» **WHAT THIS TASK INVOLVES**
Take every line from the entries below that includes the word "minigameTimer" and copy it.

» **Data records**
==============================

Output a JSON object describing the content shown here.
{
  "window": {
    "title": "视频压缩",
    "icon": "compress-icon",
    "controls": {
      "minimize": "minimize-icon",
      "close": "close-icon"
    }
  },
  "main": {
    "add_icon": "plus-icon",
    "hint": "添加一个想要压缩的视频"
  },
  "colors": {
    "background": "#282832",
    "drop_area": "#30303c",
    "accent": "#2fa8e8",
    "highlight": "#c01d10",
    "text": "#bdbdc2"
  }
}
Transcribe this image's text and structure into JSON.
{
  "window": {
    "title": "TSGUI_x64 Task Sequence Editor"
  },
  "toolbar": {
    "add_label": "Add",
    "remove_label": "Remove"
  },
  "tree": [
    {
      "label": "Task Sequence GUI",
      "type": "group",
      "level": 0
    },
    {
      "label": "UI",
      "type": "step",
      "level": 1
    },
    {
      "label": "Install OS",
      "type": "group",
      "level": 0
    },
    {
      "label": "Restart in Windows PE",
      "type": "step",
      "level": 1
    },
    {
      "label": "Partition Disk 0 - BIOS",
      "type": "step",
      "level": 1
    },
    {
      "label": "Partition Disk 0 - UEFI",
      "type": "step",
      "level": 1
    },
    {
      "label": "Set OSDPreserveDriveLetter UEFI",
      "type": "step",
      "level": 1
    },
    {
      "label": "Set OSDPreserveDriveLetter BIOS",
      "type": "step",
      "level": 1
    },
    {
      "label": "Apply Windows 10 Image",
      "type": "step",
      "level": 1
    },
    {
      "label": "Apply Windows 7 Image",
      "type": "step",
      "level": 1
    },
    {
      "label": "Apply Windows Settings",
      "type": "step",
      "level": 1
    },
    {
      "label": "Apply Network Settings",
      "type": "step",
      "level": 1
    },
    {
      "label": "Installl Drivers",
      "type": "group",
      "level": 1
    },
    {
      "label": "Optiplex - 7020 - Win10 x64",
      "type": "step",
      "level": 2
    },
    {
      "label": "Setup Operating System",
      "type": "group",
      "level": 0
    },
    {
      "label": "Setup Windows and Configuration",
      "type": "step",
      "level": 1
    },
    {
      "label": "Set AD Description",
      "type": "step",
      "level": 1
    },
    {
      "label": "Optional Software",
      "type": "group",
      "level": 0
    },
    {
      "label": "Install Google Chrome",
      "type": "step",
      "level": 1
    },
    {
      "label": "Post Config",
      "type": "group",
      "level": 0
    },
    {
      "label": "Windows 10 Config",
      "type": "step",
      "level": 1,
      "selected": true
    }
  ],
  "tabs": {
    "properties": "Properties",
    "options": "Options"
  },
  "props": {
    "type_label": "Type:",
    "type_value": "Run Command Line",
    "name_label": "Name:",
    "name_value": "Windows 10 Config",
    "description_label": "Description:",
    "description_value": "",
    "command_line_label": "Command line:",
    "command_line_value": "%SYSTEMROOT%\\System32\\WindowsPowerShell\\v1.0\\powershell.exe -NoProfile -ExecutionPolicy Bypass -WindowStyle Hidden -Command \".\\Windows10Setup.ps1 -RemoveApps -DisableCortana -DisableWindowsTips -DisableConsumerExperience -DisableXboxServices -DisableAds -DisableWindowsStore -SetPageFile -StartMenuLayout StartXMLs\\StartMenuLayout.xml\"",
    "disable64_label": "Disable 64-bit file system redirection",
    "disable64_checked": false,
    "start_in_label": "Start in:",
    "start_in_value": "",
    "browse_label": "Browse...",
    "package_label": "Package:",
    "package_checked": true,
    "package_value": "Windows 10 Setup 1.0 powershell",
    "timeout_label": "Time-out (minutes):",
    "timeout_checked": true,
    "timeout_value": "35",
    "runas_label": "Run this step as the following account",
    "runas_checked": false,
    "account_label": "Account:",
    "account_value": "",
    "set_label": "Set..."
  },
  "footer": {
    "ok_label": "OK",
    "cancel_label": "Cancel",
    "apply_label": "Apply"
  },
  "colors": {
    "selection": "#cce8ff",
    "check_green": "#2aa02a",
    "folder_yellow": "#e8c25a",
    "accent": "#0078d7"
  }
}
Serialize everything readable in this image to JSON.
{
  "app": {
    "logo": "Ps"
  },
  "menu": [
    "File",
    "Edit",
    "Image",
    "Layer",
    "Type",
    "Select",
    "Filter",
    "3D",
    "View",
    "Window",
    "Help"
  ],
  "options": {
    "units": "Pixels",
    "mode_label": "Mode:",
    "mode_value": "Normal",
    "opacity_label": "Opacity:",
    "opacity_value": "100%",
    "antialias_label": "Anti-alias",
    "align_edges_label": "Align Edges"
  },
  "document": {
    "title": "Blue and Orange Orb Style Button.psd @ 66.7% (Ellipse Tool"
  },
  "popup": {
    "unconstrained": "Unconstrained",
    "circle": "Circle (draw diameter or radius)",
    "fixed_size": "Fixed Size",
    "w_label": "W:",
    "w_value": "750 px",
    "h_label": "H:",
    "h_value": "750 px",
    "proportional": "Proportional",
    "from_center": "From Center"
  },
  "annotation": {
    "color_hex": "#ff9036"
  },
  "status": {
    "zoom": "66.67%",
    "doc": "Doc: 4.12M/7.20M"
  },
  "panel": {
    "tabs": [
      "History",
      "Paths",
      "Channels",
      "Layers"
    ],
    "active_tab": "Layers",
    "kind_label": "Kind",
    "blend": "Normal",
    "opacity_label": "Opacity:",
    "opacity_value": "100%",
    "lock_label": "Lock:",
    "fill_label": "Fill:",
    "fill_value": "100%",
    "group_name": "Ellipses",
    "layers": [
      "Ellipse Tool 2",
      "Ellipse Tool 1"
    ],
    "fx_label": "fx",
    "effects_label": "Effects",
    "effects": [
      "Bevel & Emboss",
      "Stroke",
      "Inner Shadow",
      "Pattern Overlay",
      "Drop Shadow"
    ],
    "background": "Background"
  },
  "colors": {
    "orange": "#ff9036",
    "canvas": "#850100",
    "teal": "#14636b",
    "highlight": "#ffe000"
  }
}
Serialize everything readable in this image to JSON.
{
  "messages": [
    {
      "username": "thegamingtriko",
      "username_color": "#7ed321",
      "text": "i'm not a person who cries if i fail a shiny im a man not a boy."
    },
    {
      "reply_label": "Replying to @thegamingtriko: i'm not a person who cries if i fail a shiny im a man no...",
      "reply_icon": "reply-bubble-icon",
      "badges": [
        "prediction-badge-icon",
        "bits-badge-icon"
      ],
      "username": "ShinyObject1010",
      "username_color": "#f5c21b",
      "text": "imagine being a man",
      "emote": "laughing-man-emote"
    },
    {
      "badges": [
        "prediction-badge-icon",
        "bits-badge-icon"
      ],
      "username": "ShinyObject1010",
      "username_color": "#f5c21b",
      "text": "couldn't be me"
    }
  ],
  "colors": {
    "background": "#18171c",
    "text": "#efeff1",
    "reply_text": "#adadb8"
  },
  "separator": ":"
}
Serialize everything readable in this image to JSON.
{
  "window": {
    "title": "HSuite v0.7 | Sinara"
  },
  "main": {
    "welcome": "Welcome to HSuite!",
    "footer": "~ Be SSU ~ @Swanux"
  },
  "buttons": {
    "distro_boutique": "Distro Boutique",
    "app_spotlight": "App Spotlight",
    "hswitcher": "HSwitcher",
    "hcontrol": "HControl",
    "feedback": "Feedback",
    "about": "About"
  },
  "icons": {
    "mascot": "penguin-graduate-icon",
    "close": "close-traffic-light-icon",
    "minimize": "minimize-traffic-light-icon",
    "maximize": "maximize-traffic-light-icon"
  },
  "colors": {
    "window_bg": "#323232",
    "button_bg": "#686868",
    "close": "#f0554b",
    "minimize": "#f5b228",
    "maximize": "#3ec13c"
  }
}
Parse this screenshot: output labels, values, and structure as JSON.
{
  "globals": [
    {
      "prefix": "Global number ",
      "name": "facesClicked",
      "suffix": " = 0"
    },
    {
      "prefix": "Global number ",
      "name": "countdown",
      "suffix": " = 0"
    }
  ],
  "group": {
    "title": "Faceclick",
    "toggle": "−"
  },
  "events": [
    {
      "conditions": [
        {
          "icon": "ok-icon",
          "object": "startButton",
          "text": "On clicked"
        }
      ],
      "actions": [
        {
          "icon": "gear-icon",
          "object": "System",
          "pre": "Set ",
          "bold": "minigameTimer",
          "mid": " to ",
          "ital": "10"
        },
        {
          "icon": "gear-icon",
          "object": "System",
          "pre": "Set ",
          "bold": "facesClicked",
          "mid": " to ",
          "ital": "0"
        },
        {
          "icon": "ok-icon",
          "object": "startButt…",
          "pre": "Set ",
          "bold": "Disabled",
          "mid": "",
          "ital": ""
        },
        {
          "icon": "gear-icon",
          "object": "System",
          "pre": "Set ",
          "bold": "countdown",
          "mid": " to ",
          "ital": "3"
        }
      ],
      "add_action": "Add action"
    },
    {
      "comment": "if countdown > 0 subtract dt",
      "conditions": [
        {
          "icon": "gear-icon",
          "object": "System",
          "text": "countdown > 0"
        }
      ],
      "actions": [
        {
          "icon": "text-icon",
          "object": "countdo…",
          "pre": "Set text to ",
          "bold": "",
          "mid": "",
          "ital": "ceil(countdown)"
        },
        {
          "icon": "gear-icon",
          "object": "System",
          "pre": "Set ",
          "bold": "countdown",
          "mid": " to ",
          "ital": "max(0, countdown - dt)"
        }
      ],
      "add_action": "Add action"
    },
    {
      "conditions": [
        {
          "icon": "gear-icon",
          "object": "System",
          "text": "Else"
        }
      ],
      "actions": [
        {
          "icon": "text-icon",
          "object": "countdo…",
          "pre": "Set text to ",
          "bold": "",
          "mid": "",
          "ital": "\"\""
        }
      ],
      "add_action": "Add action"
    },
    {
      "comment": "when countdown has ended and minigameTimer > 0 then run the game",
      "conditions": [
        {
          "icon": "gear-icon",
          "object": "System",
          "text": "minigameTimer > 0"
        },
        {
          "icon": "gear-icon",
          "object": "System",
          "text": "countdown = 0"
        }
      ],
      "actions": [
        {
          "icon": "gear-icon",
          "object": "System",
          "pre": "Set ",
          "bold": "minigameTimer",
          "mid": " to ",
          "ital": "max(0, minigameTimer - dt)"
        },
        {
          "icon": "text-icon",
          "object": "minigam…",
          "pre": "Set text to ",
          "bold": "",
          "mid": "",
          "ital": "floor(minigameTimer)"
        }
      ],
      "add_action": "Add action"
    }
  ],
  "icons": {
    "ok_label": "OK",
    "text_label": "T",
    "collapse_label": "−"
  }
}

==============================

» **TASK RESPONSE**
          "bold": "minigameTimer",
      "comment": "when countdown has ended and minigameTimer > 0 then run the game",
          "text": "minigameTimer > 0"
          "bold": "minigameTimer",
          "ital": "max(0, minigameTimer - dt)"
          "ital": "floor(minigameTimer)"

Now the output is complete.